This section gave me the most concern during the planning. At the end of the first year one lady wrote that she had long been an evolutionist, but gave no hint of this earlier. No one in the second year would admit to such. The remainder were/and two still are/ either 6 day-young earth creationists or believers in Intelligent Design. They were as apprehensive about the course as I, but with different fears. One very personal description of his fears and his new understanding is attached.
The classes went well, with copious discussion and exchange of ideas and which areas gave them difficulty. The most difficult concept was the non-directional aspect of evolution; they wanted it to be the ever upward form of Lamarck.

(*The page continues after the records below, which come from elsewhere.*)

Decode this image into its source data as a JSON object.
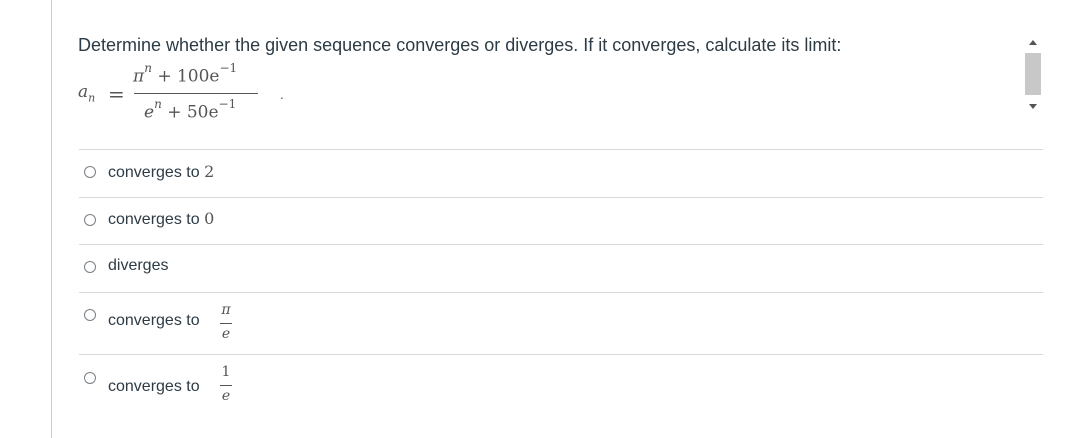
{
  "question": {
    "text": "Determine whether the given sequence converges or diverges. If it converges, calculate its limit:"
  },
  "formula": {
    "lhs": "a",
    "lhs_sub": "n",
    "equals": "=",
    "numerator_base": "π",
    "numerator_exp": "n",
    "numerator_rest": " + 100e",
    "numerator_rest_exp": "−1",
    "denominator_base": "e",
    "denominator_exp": "n",
    "denominator_rest": " + 50e",
    "denominator_rest_exp": "−1",
    "trailing": "."
  },
  "options": [
    {
      "label": "converges to",
      "value": "2"
    },
    {
      "label": "converges to",
      "value": "0"
    },
    {
      "label": "diverges",
      "value": ""
    },
    {
      "label": "converges to",
      "frac_num": "π",
      "frac_den": "e"
    },
    {
      "label": "converges to",
      "frac_num": "1",
      "frac_den": "e"
    }
  ]
}
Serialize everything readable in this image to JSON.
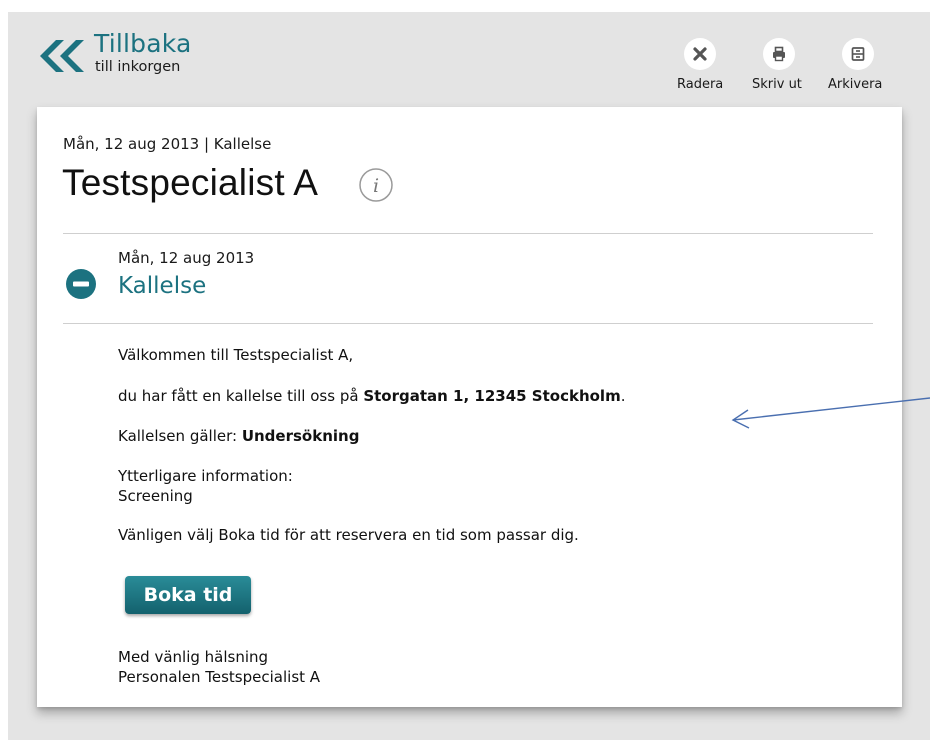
{
  "header": {
    "back_title": "Tillbaka",
    "back_subtitle": "till inkorgen",
    "back_icon": "double-chevron-left-icon",
    "accent_color": "#1c7280"
  },
  "toolbar": {
    "actions": [
      {
        "label": "Radera",
        "icon": "close-icon"
      },
      {
        "label": "Skriv ut",
        "icon": "printer-icon"
      },
      {
        "label": "Arkivera",
        "icon": "archive-icon"
      }
    ]
  },
  "message": {
    "meta": "Mån, 12 aug 2013 | Kallelse",
    "title": "Testspecialist A",
    "info_icon": "info-icon",
    "section": {
      "date": "Mån, 12 aug 2013",
      "title": "Kallelse",
      "toggle_icon": "collapse-minus-icon"
    },
    "body": {
      "greeting": "Välkommen till Testspecialist A,",
      "invite_prefix": "du har fått en kallelse till oss på ",
      "invite_address": "Storgatan 1, 12345 Stockholm",
      "invite_suffix": ".",
      "valid_prefix": "Kallelsen gäller: ",
      "valid_value": "Undersökning",
      "extra_label": "Ytterligare information:",
      "extra_value": "Screening",
      "instruction": "Vänligen välj Boka tid för att reservera en tid som passar dig.",
      "book_button": "Boka tid",
      "signoff": "Med vänlig hälsning",
      "signature": "Personalen Testspecialist A"
    }
  },
  "colors": {
    "background": "#e4e4e4",
    "card": "#ffffff",
    "button": "#1a7380",
    "annotation_arrow": "#4a6fb0"
  }
}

The evaluation was to prepare a board game of evolutionary concepts. The grade would be determined by the number of ideas they could incorporate into their game. The level of imagination was unbelievable. Most of them had cards to be drawn after landing on a square and some had questions to be answered. We spent one class period playing the games. By the end of the hour I had been able to grade them to my satisfaction. Samples are part of this portfolio.
VI. Quantum Physics
The first year primary text was “John Polkinghorne, Quantum Theory: A very Short Introduction,” which was too difficult for most of the class. The second year I used How to Teach Physics to your Dog, by Chad Orzel, which, despite its somewhat pejoratives title, is an excellent description of quantum physics for non-scientists. The class loved it.
The evaluation was, in groups of three, to prepare a Jeopardy game. These gave evidence of knowledge of a surprising understanding. One student thought this was the least useful of the assignments, but the others enjoyed it.
VII. Evaluation of the Students
The first year I used only alternative methods of assessment and was satisfied they tested higher forms of thinking than simply recall. However, there is such a predisposition among faculty that tests much be given, I gave midterm and final tests. These did not test recall but analysis and synthesis. They were simply a list of big questions from which they could choose to write on two. Examples of the questions for discussion are:
“The most incomprehensible thing about the world is that it comprehensible.” Einstein
“As far as the laws of mathematics refer to reality, they are not certain, as far as they are certain they do not refer to reality.” Einstein
What do philosophy and science have to offer each other?
“There was a time when people simply wanted to experience the moon, but now they want to see it” Goethe
It has been said that the history of living things can best be represented by a forest of trees, rather than a single tree of evolution.
Two of the students said they enjoyed these more than the other assessments. Attached are two representative essays.
In the evaluations by the students, more than one-half commented on the idea of big questions, how much they had enjoyed thinking that way, and the expectation they would continue.
VII. Evaluation of the Professor
Samford makes a determined effort to obtain and take seriously student evaluations. The forms ask for both quantitative and narrative material. The course scored very well, the comments were what a teacher loves to read about himself. The first year two students made critical comments such as “This certainly was not my favorite class.” The second year, the most critical comments concerned lack of clarity in the assignments.
I plan to offer essentially the same course next year.
1 Danny O. Jacobs, "Variation in Hospital mortality Associated with Inpatient Surgery--An S.O.S." NEJM 361:14, Oct 1, 2009.